● **What you should do**
Apart from the pictures, every entry must be retyped exactly.

=-=-=

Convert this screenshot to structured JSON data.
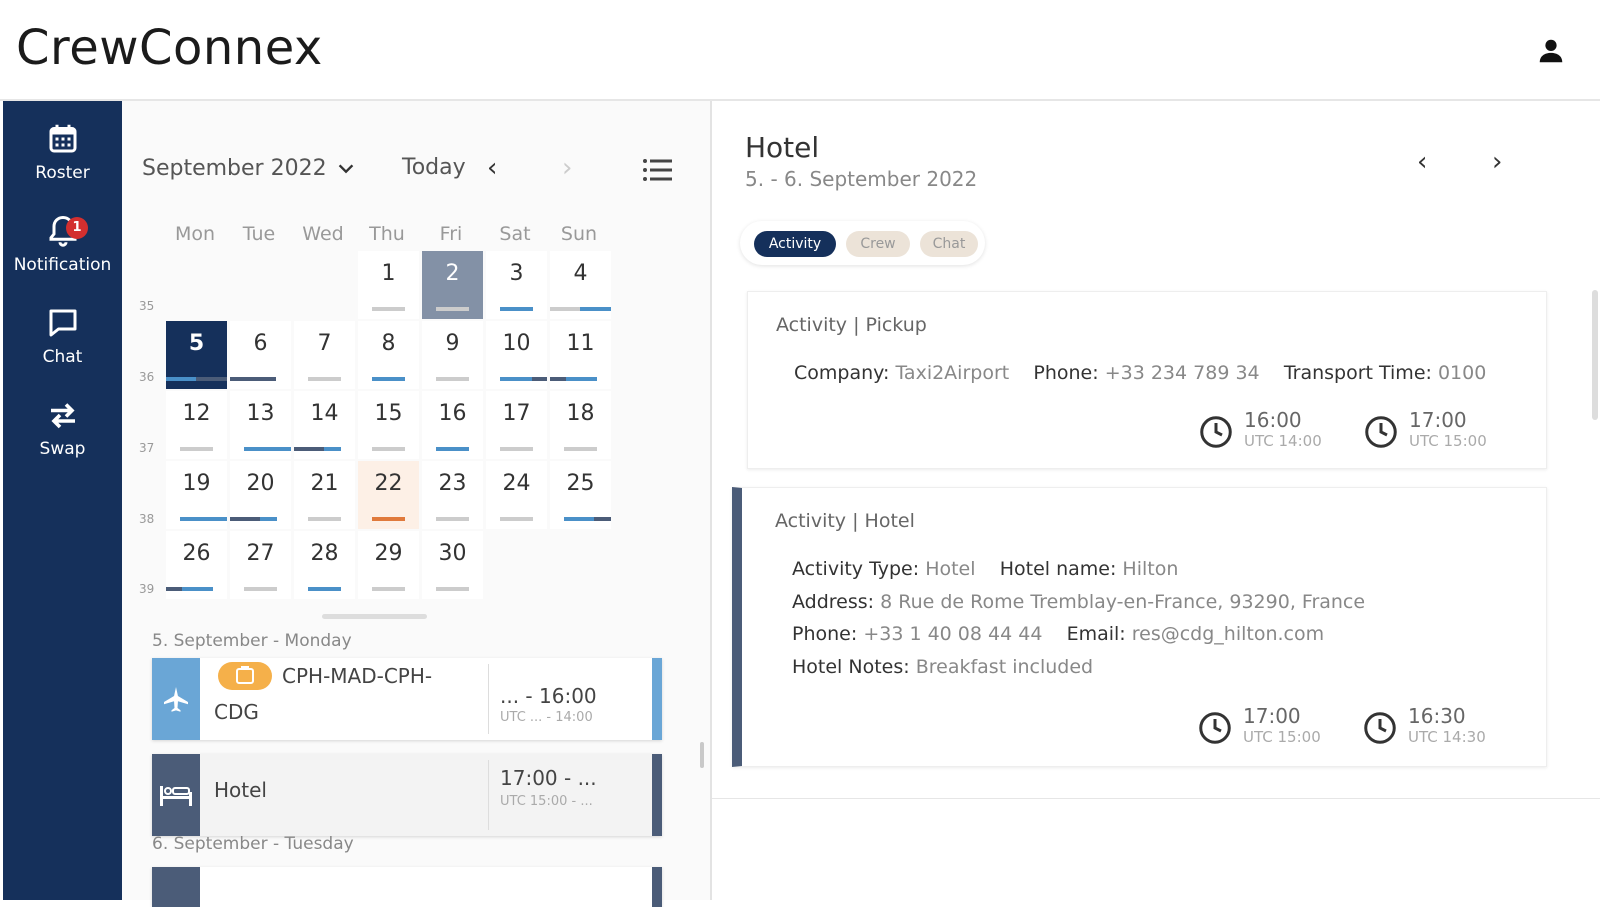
{
  "app": {
    "title": "CrewConnex"
  },
  "icons": {
    "user": "person-icon",
    "roster": "calendar-icon",
    "notification": "bell-icon",
    "chat": "chat-bubble-icon",
    "swap": "swap-arrows-icon",
    "list": "list-icon",
    "clock": "clock-icon",
    "flight": "airplane-icon",
    "hotel": "bed-icon"
  },
  "colors": {
    "navy": "#15305b",
    "accent_blue": "#4a90c8",
    "today": "#e07a3c",
    "badge": "#d32f2f"
  },
  "sidebar": {
    "items": [
      {
        "label": "Roster"
      },
      {
        "label": "Notification",
        "badge": "1"
      },
      {
        "label": "Chat"
      },
      {
        "label": "Swap"
      }
    ]
  },
  "calendar": {
    "month": "September 2022",
    "today_label": "Today",
    "prev": "‹",
    "next": "›",
    "weekdays": [
      "Mon",
      "Tue",
      "Wed",
      "Thu",
      "Fri",
      "Sat",
      "Sun"
    ],
    "week_numbers": [
      "35",
      "36",
      "37",
      "38",
      "39"
    ],
    "selected_day": "5",
    "today_day": "22",
    "days": [
      "1",
      "2",
      "3",
      "4",
      "5",
      "6",
      "7",
      "8",
      "9",
      "10",
      "11",
      "12",
      "13",
      "14",
      "15",
      "16",
      "17",
      "18",
      "19",
      "20",
      "21",
      "22",
      "23",
      "24",
      "25",
      "26",
      "27",
      "28",
      "29",
      "30"
    ]
  },
  "agenda": {
    "day1_label": "5. September - Monday",
    "flight": {
      "title_line1": "CPH-MAD-CPH-",
      "title_line2": "CDG",
      "time": "... - 16:00",
      "utc": "UTC ... - 14:00"
    },
    "hotel": {
      "title": "Hotel",
      "time": "17:00 - ...",
      "utc": "UTC 15:00 - ..."
    },
    "day2_label": "6. September - Tuesday"
  },
  "detail": {
    "title": "Hotel",
    "subtitle": "5. - 6. September 2022",
    "prev": "‹",
    "next": "›",
    "tabs": [
      "Activity",
      "Crew",
      "Chat"
    ],
    "pickup": {
      "header_prefix": "Activity | ",
      "header_main": "Pickup",
      "company_label": "Company:",
      "company": "Taxi2Airport",
      "phone_label": "Phone:",
      "phone": "+33 234 789 34",
      "transport_label": "Transport Time:",
      "transport": "0100",
      "start_time": "16:00",
      "start_utc": "UTC 14:00",
      "end_time": "17:00",
      "end_utc": "UTC 15:00"
    },
    "hotel": {
      "header_prefix": "Activity | ",
      "header_main": "Hotel",
      "type_label": "Activity Type:",
      "type": "Hotel",
      "name_label": "Hotel name:",
      "name": "Hilton",
      "address_label": "Address:",
      "address": "8 Rue de Rome Tremblay-en-France, 93290, France",
      "phone_label": "Phone:",
      "phone": "+33 1 40 08 44 44",
      "email_label": "Email:",
      "email": "res@cdg_hilton.com",
      "notes_label": "Hotel Notes:",
      "notes": "Breakfast included",
      "start_time": "17:00",
      "start_utc": "UTC 15:00",
      "end_time": "16:30",
      "end_utc": "UTC 14:30"
    }
  }
}
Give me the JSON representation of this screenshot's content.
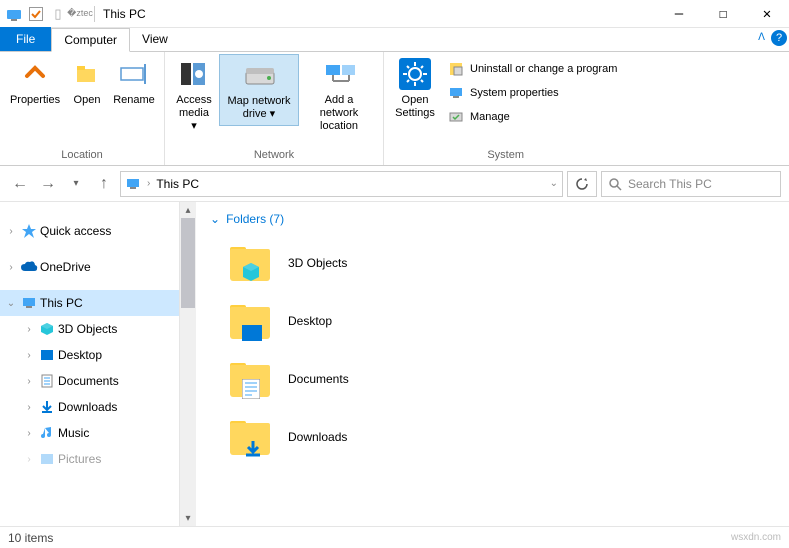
{
  "window": {
    "title": "This PC",
    "minimize": "—",
    "maximize": "☐",
    "close": "✕"
  },
  "tabs": {
    "file": "File",
    "computer": "Computer",
    "view": "View"
  },
  "ribbon": {
    "location": {
      "label": "Location",
      "properties": "Properties",
      "open": "Open",
      "rename": "Rename"
    },
    "network": {
      "label": "Network",
      "access_media": "Access media ▾",
      "map_drive": "Map network drive ▾",
      "add_location": "Add a network location"
    },
    "system": {
      "label": "System",
      "open_settings": "Open Settings",
      "uninstall": "Uninstall or change a program",
      "properties": "System properties",
      "manage": "Manage"
    }
  },
  "nav": {
    "path": "This PC",
    "search_placeholder": "Search This PC"
  },
  "tree": {
    "quick_access": "Quick access",
    "onedrive": "OneDrive",
    "this_pc": "This PC",
    "objects_3d": "3D Objects",
    "desktop": "Desktop",
    "documents": "Documents",
    "downloads": "Downloads",
    "music": "Music",
    "pictures": "Pictures"
  },
  "content": {
    "section": "Folders (7)",
    "items": {
      "objects_3d": "3D Objects",
      "desktop": "Desktop",
      "documents": "Documents",
      "downloads": "Downloads"
    }
  },
  "status": {
    "items": "10 items",
    "watermark": "wsxdn.com"
  }
}
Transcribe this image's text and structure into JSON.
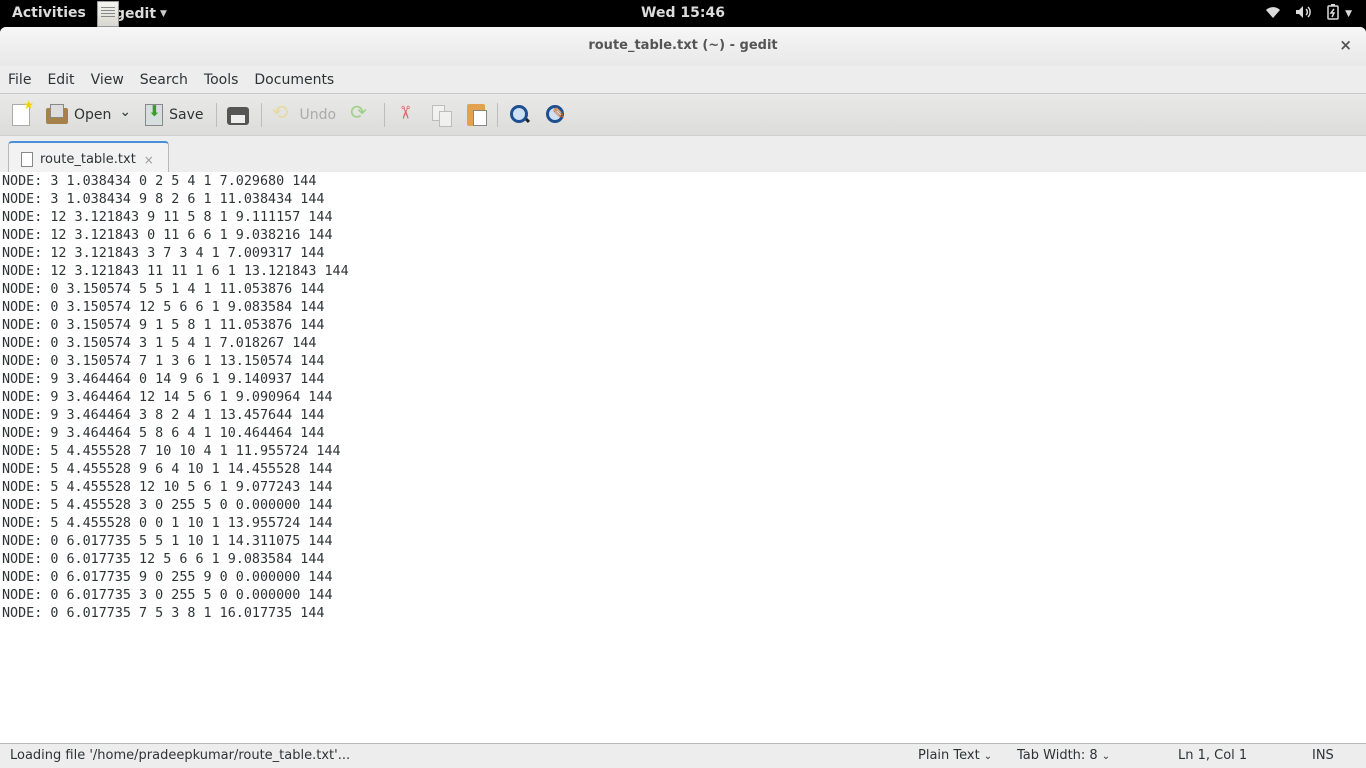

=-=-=

● **Solution to this task**
Convert this screenshot to structured JSON data.
{
  "app": {
    "title": "CrewConnex"
  },
  "icons": {
    "user": "person-icon",
    "roster": "calendar-icon",
    "notification": "bell-icon",
    "chat": "chat-bubble-icon",
    "swap": "swap-arrows-icon",
    "list": "list-icon",
    "clock": "clock-icon",
    "flight": "airplane-icon",
    "hotel": "bed-icon"
  },
  "colors": {
    "navy": "#15305b",
    "accent_blue": "#4a90c8",
    "today": "#e07a3c",
    "badge": "#d32f2f"
  },
  "sidebar": {
    "items": [
      {
        "label": "Roster"
      },
      {
        "label": "Notification",
        "badge": "1"
      },
      {
        "label": "Chat"
      },
      {
        "label": "Swap"
      }
    ]
  },
  "calendar": {
    "month": "September 2022",
    "today_label": "Today",
    "prev": "‹",
    "next": "›",
    "weekdays": [
      "Mon",
      "Tue",
      "Wed",
      "Thu",
      "Fri",
      "Sat",
      "Sun"
    ],
    "week_numbers": [
      "35",
      "36",
      "37",
      "38",
      "39"
    ],
    "selected_day": "5",
    "today_day": "22",
    "days": [
      "1",
      "2",
      "3",
      "4",
      "5",
      "6",
      "7",
      "8",
      "9",
      "10",
      "11",
      "12",
      "13",
      "14",
      "15",
      "16",
      "17",
      "18",
      "19",
      "20",
      "21",
      "22",
      "23",
      "24",
      "25",
      "26",
      "27",
      "28",
      "29",
      "30"
    ]
  },
  "agenda": {
    "day1_label": "5. September - Monday",
    "flight": {
      "title_line1": "CPH-MAD-CPH-",
      "title_line2": "CDG",
      "time": "... - 16:00",
      "utc": "UTC ... - 14:00"
    },
    "hotel": {
      "title": "Hotel",
      "time": "17:00 - ...",
      "utc": "UTC 15:00 - ..."
    },
    "day2_label": "6. September - Tuesday"
  },
  "detail": {
    "title": "Hotel",
    "subtitle": "5. - 6. September 2022",
    "prev": "‹",
    "next": "›",
    "tabs": [
      "Activity",
      "Crew",
      "Chat"
    ],
    "pickup": {
      "header_prefix": "Activity | ",
      "header_main": "Pickup",
      "company_label": "Company:",
      "company": "Taxi2Airport",
      "phone_label": "Phone:",
      "phone": "+33 234 789 34",
      "transport_label": "Transport Time:",
      "transport": "0100",
      "start_time": "16:00",
      "start_utc": "UTC 14:00",
      "end_time": "17:00",
      "end_utc": "UTC 15:00"
    },
    "hotel": {
      "header_prefix": "Activity | ",
      "header_main": "Hotel",
      "type_label": "Activity Type:",
      "type": "Hotel",
      "name_label": "Hotel name:",
      "name": "Hilton",
      "address_label": "Address:",
      "address": "8 Rue de Rome Tremblay-en-France, 93290, France",
      "phone_label": "Phone:",
      "phone": "+33 1 40 08 44 44",
      "email_label": "Email:",
      "email": "res@cdg_hilton.com",
      "notes_label": "Hotel Notes:",
      "notes": "Breakfast included",
      "start_time": "17:00",
      "start_utc": "UTC 15:00",
      "end_time": "16:30",
      "end_utc": "UTC 14:30"
    }
  }
}
Give me the JSON representation of this screenshot's content.
{
  "window": {
    "title": "This PC",
    "minimize": "—",
    "maximize": "☐",
    "close": "✕"
  },
  "tabs": {
    "file": "File",
    "computer": "Computer",
    "view": "View"
  },
  "ribbon": {
    "location": {
      "label": "Location",
      "properties": "Properties",
      "open": "Open",
      "rename": "Rename"
    },
    "network": {
      "label": "Network",
      "access_media": "Access media ▾",
      "map_drive": "Map network drive ▾",
      "add_location": "Add a network location"
    },
    "system": {
      "label": "System",
      "open_settings": "Open Settings",
      "uninstall": "Uninstall or change a program",
      "properties": "System properties",
      "manage": "Manage"
    }
  },
  "nav": {
    "path": "This PC",
    "search_placeholder": "Search This PC"
  },
  "tree": {
    "quick_access": "Quick access",
    "onedrive": "OneDrive",
    "this_pc": "This PC",
    "objects_3d": "3D Objects",
    "desktop": "Desktop",
    "documents": "Documents",
    "downloads": "Downloads",
    "music": "Music",
    "pictures": "Pictures"
  },
  "content": {
    "section": "Folders (7)",
    "items": {
      "objects_3d": "3D Objects",
      "desktop": "Desktop",
      "documents": "Documents",
      "downloads": "Downloads"
    }
  },
  "status": {
    "items": "10 items",
    "watermark": "wsxdn.com"
  }
}
Transcribe this image's text and structure into JSON.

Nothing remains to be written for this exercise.